Schrems steps up pressure on Irish data protection commissioner on Facebook’s data sharing with US
Austrian lawyer is considering ‘other’ options if the Irish data protection commissioner does not make a decision by October on his seven-year-old complaint against Facebook
Austrian lawyer Max Schrems has stepped up pressure on the Irish data protection commissioner to take action over Facebook, following a judgment by the European Court of Justice to strike down the EU-US data-sharing agreement, Privacy Shield.
Schrems’ lawyers have written to the Irish data protection commissioner (DPC), Helen Dixon, demanding that she sets out a clear timetable for the regulator to make a decision on the legality of Facebook Ireland’s transfer of EU citizens’ data to Facebook in the US.
Schrems filed a complaint with the DPC in Dublin in 2013, arguing that Facebook’s European headquarters in Ireland were illegally sharing his personal data with Facebook in the US, in breach of European data protection and human rights law.
In a letter to lawyers representing the Irish DPC on 27 June, Schrems said the commissioner had yet to act on his complaint against Facebook after seven years.
He pointed out that the European Court of Justice (CJEU) found in its judgment that complaints to data protection authorities must be investigated “promptly and with all due diligence and speed”.
And a judgment by the Irish High Court recorded that the Irish DPC had given an undertaking in 2015 that the complaint would “be investigated with all due diligence and speed”.
Schrems’ letter added: “It is surprising that, in the light of the background set out above, your letter, eight days after the CJEU judgment, provides no detail in respect of a timeline in order to bring the complaint to a conclusion.”
Schrems’ complaint followed revelations by former US National Security Agency whistleblower Edward Snowden that US intelligence agencies and other government bodies had access to private data on European citizens on Facebook and other tech companies.
The CJEU found that US surveillance laws – which enable the US to harvest private data of non-US citizens – were not proportionate, went beyond what was strictly necessary, and did not offer EU citizens privacy protections equivalent to those under EU law.
The Irish DPC argued in a letter from its solicitors on 20 July that although the CJEU’s findings were clear, implementing them was “not without complexity”.
The letter said the commissioner “is presently formulating a position setting out the means by which it will give full effect to the court’s findings”, which it said “are transformative of the law in relation to EU/US data transfers”.
Read more about the end of Privacy Shield
- Businesses will have to conduct legal assessments to ensure they can transfer data from the EU to the US and other countries, following a European Court of Justice ruling.
- The European Court of Justice has struck down Privacy Shield, the EU-US data-sharing agreement, creating uncertainty for European countries and pressuring the US to reform surveillance laws.
- A ruling by the European Court of Justice will have ramifications for hundreds of thousands of companies that share data with the US.
- At the end of this year, the UK will no longer be subject to the EU’s treaties, opening the way for it and the US to finalise a new trade relationship.
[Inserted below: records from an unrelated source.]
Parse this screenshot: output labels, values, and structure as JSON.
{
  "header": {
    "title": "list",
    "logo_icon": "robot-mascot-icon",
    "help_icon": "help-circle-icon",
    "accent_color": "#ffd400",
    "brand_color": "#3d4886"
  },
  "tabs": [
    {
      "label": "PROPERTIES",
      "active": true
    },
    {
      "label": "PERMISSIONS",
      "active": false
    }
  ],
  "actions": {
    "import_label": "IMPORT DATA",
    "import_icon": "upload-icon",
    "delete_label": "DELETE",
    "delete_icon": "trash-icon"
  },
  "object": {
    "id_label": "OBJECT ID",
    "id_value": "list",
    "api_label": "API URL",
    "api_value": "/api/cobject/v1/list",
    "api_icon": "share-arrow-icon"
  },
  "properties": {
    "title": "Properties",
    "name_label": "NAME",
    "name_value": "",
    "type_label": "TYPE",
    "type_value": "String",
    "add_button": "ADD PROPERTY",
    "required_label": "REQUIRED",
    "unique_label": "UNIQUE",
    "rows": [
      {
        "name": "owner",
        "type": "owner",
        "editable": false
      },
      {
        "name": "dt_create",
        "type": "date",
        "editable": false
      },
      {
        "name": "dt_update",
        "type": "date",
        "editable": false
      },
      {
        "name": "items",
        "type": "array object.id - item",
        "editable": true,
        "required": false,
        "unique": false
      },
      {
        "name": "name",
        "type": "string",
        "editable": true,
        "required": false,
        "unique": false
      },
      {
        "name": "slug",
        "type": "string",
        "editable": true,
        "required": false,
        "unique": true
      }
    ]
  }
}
Could the UK leave EU data protection standards behind?
- The striking down of Privacy Shield has been hailed as a victory for digital rights and privacy campaign groups, but will it have consequences that go beyond transatlantic data transfers?
Any enforcement steps must respect the rights of all parties to due legal process, said the letter addressed to Schrems’ lawyer.
“Such matters cannot be dispensed with simply because your client considers it useful, for his own purposes, to seek to impose particular timeframes on a unilateral – and arbitrary basis.”
Eleonor Duhs, director in law firm Fieldfisher’s privacy and information law group, said it would be normal practice for the Irish High Court, which referred the case to the CJEU, to consider the court’s ruling before the Irish DPC made a decision on Schrems’ complaint.
Schrems is demanding copies of documentation from Facebook relating to his complaint, and has asked the DPC to clarify, by the end of July, the legal basis that Facebook is relying on to transfer data to the US.
He said there is no reason why Dixon cannot make a final decision by 1 October 2020 on the lawfulness of Facebook’s transfer of data to the US.
Schrems said in a statement that he would work with his campaigning company, nyob, to “take every step necessary” to ensure that data controllers and data protection authorities implement “the clear decision” of the CJEU.
“Making sure that the Irish DPC finally takes a decision after seven years and five rulings by the Irish and European courts is only one of our options,” he said.